THE Chronicle of Monday last, after saying that God will seek retribution for innocent blood, observes, “ America will also be pun. ished till this is obtained at the hand of justice. I will bring war on that nation which screens the murderer from punishment, says the Lord.” This reminds us of a passage of scripture once cited by a country gentleman, who had frequently observed that his neighbour's wife, from motives of squeamishness, refused to take her regular meals with the family. “ Do you recollect,” says he," that awful denunciation in scripture, Verily, the woman that refuseth to eat with her family, but satisfieth her hunger privately in the pantry, is an abomination in my sight, saith the Lord.” We wish some one, who reads the scriptures more than we do, would inform us where these passages are to be found.
Something truly Wonderful. THE pastor of the Baptist church in Barnstable informs the publick through the medium of The Witness, a new periodical work published in Boston, that the meetings of his church " are carried on with the greatest solemnity and decorum ; so that there has been no outcrying, swooning, &c. in the work.” We congratulate these people, and most truly congratulate the publick on this reform, and sincerely pray that it may prevail in other places as well as in Bardstable.
Still more Miraculous. In a handbill lately published in Connecticut, addressed to the charitable, requesting subscriptions for the purpose of purchasing bibles, to supply the new settlements in the western country, we are informed, “that one of the missionaries in Upper Canada not long since went into a family, and began to read select passages in the bible ; (probably in the book of Chronicles or Song of Solomon) he had not read long before he observed the crystal tear trickling down the cheeks of the whole family, particularly a daughter of about sixteen, and a little boy of four or five, the latter of whom exclaimed in piteous accents, while remorse for his numberless crimes almost choaked his utterance, ‘Daddy, is that a Bible ? on being answered in the affirmative, he replied, • I did not think that a Bible looked so.'»

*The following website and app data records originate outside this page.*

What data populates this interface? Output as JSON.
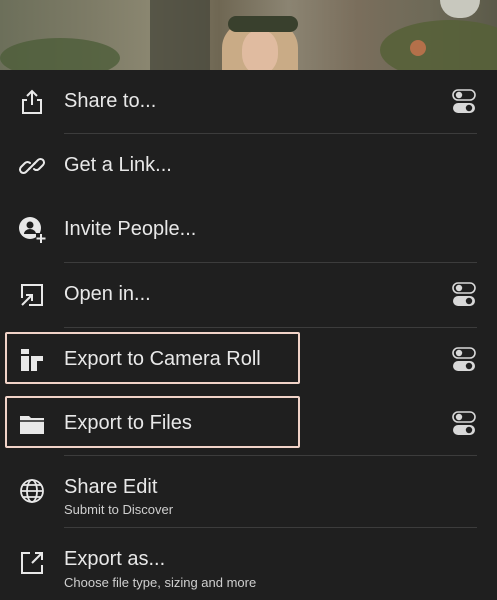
{
  "menu": {
    "items": [
      {
        "label": "Share to...",
        "icon": "share-icon",
        "has_toggle": true
      },
      {
        "label": "Get a Link...",
        "icon": "link-icon",
        "has_toggle": false
      },
      {
        "label": "Invite People...",
        "icon": "invite-people-icon",
        "has_toggle": false
      },
      {
        "label": "Open in...",
        "icon": "open-in-icon",
        "has_toggle": true
      },
      {
        "label": "Export to Camera Roll",
        "icon": "camera-roll-icon",
        "has_toggle": true,
        "highlighted": true
      },
      {
        "label": "Export to Files",
        "icon": "folder-icon",
        "has_toggle": true,
        "highlighted": true
      },
      {
        "label": "Share Edit",
        "sublabel": "Submit to Discover",
        "icon": "globe-icon",
        "has_toggle": false
      },
      {
        "label": "Export as...",
        "sublabel": "Choose file type, sizing and more",
        "icon": "export-as-icon",
        "has_toggle": false
      }
    ],
    "toggle_icon": "settings-toggle-icon"
  },
  "colors": {
    "background": "#1f1f1f",
    "text": "#e8e8e8",
    "divider": "#3c3c3c",
    "highlight_border": "#f1d3c8"
  }
}
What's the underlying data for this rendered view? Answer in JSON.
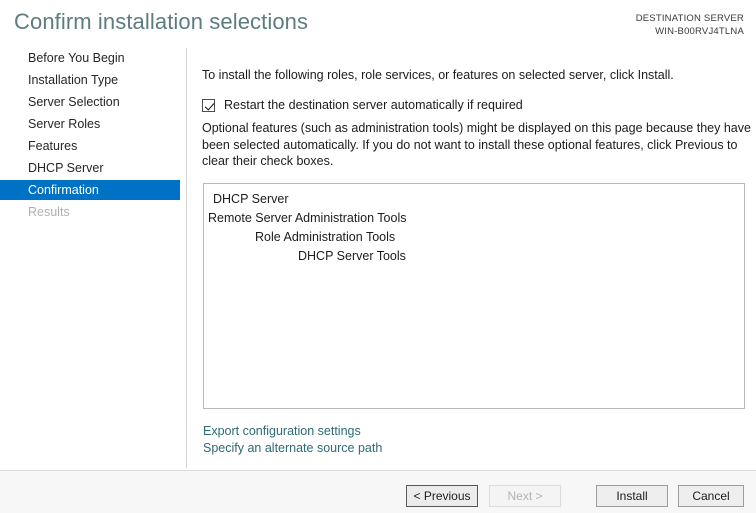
{
  "header": {
    "title": "Confirm installation selections",
    "destination_label": "DESTINATION SERVER",
    "destination_server": "WIN-B00RVJ4TLNA"
  },
  "sidebar": {
    "items": [
      {
        "label": "Before You Begin",
        "state": "normal"
      },
      {
        "label": "Installation Type",
        "state": "normal"
      },
      {
        "label": "Server Selection",
        "state": "normal"
      },
      {
        "label": "Server Roles",
        "state": "normal"
      },
      {
        "label": "Features",
        "state": "normal"
      },
      {
        "label": "DHCP Server",
        "state": "normal"
      },
      {
        "label": "Confirmation",
        "state": "selected"
      },
      {
        "label": "Results",
        "state": "disabled"
      }
    ]
  },
  "main": {
    "intro_text": "To install the following roles, role services, or features on selected server, click Install.",
    "restart_checkbox_label": "Restart the destination server automatically if required",
    "restart_checkbox_checked": true,
    "optional_text": "Optional features (such as administration tools) might be displayed on this page because they have been selected automatically. If you do not want to install these optional features, click Previous to clear their check boxes.",
    "features": [
      {
        "label": "DHCP Server",
        "indent": 0
      },
      {
        "label": "Remote Server Administration Tools",
        "indent": 0
      },
      {
        "label": "Role Administration Tools",
        "indent": 1
      },
      {
        "label": "DHCP Server Tools",
        "indent": 2
      }
    ],
    "links": [
      {
        "label": "Export configuration settings"
      },
      {
        "label": "Specify an alternate source path"
      }
    ]
  },
  "footer": {
    "previous_label": "< Previous",
    "next_label": "Next >",
    "install_label": "Install",
    "cancel_label": "Cancel"
  },
  "colors": {
    "title": "#5d7c80",
    "selection": "#0072c6",
    "link": "#2d6a72",
    "disabled_text": "#b0b0b0"
  }
}
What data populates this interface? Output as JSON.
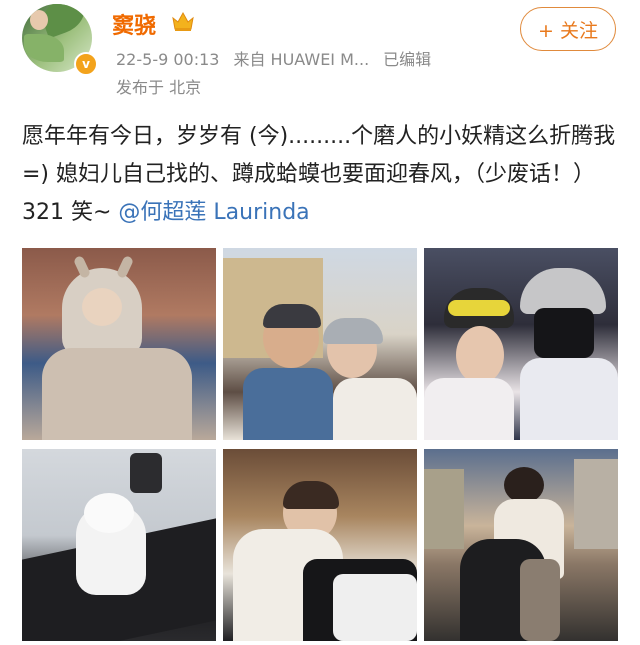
{
  "post": {
    "user": {
      "name": "窦骁",
      "verified": "v"
    },
    "follow_label": "+ 关注",
    "time": "22-5-9 00:13",
    "source": "来自 HUAWEI M...",
    "edited": "已编辑",
    "location": "发布于 北京",
    "text_main": "愿年年有今日，岁岁有 (今).........个磨人的小妖精这么折腾我 =)  媳妇儿自己找的、蹲成蛤蟆也要面迎春风，（少废话！）321 笑~ ",
    "mention": "@何超莲 Laurinda",
    "photos": [
      {
        "icon": "photo-girl-deer-hoodie"
      },
      {
        "icon": "photo-couple-selfie-castle"
      },
      {
        "icon": "photo-couple-ski-goggles"
      },
      {
        "icon": "photo-snow-figure"
      },
      {
        "icon": "photo-woman-cooking"
      },
      {
        "icon": "photo-couple-rooftop"
      }
    ]
  },
  "colors": {
    "username": "#f06a00",
    "link": "#3a73b8",
    "meta": "#8a8a8a",
    "follow": "#e8791d",
    "badge": "#f3a31c"
  }
}
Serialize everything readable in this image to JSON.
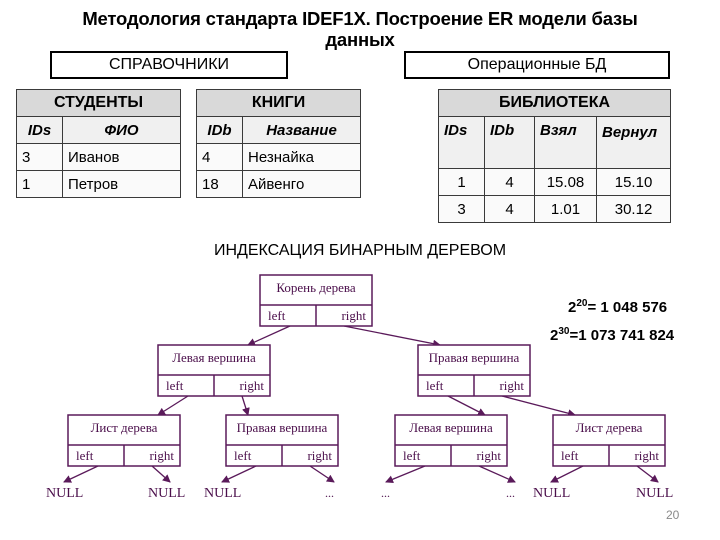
{
  "title": {
    "line1": "Методология стандарта IDEF1X. Построение ER модели базы",
    "line2": "данных"
  },
  "labels": {
    "references": "СПРАВОЧНИКИ",
    "operational": "Операционные БД"
  },
  "tables": {
    "students": {
      "name": "СТУДЕНТЫ",
      "columns": [
        "IDs",
        "ФИО"
      ],
      "rows": [
        [
          "3",
          "Иванов"
        ],
        [
          "1",
          "Петров"
        ]
      ]
    },
    "books": {
      "name": "КНИГИ",
      "columns": [
        "IDb",
        "Название"
      ],
      "rows": [
        [
          "4",
          "Незнайка"
        ],
        [
          "18",
          "Айвенго"
        ]
      ]
    },
    "library": {
      "name": "БИБЛИОТЕКА",
      "columns": [
        "IDs",
        "IDb",
        "Взял",
        "Вернул"
      ],
      "rows": [
        [
          "1",
          "4",
          "15.08",
          "15.10"
        ],
        [
          "3",
          "4",
          "1.01",
          "30.12"
        ]
      ]
    }
  },
  "section_title": "ИНДЕКСАЦИЯ БИНАРНЫМ ДЕРЕВОМ",
  "powers": [
    {
      "base": "2",
      "exp": "20",
      "eq": "= 1 048 576"
    },
    {
      "base": "2",
      "exp": "30",
      "eq": "=1 073 741 824"
    }
  ],
  "tree": {
    "left_label": "left",
    "right_label": "right",
    "nodes": {
      "root": "Корень дерева",
      "left": "Левая вершина",
      "right": "Правая вершина",
      "ll": "Лист дерева",
      "lr": "Правая вершина",
      "rl": "Левая вершина",
      "rr": "Лист дерева"
    },
    "terminals": [
      "NULL",
      "NULL",
      "NULL",
      "...",
      "...",
      "...",
      "NULL",
      "NULL"
    ]
  },
  "colors": {
    "tree_stroke": "#5a1a5a",
    "table_header": "#d9d9d9"
  },
  "page_number": "20"
}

Miracles outdone. During a late stir in religion,' so called, at Brattleborough in Ver. mont, a young lady relating her experience at the time when (to use the expression of Dr. Finley,) she first closed with Christ,' said that " she was one day walking in the woods, and saw lying at the foot of a tree, an animal which she supposed to be an angel or a devil ; she was sure it must have been an angel, a devil, or a woodchuck" !!
So much for the escence of itinerant zeal, and the ebullitions of fanatick bigotry. Are not publications, which convey such disgraceful accounts of the prostration of human nature in the darkness of infatuated ignorance, libels on the character of New-England ; and is it not the duty and interest of every good, wise, and learned Christian to oppose the ramparts of his talents, his virtues, and information, to the incursions of such re-barbarizing delusions ?
ON A WOULD BE PHILOSOPHER.
That fools assume a philosophick look. The above is an extract ; but we cannot see why the application does not come home to the sentiments and feelings of the present times.
TO READERS AND CORRESPONDENTS. THE hurry in which our last paper went to the press, was the cause of numerous typographical errours. In the remarks on Love and Physick, page 57, for ' a great variety,' read a great rarity ; for much delectable food,' read such delectable food; page 60, for ‘Laura descried her lover,' read Laura describing her lover ; page 62, forunccessful negociation,' read unsuccessful negociator.
We shall endeavour in future that such glaring inaccuracies shall not occur.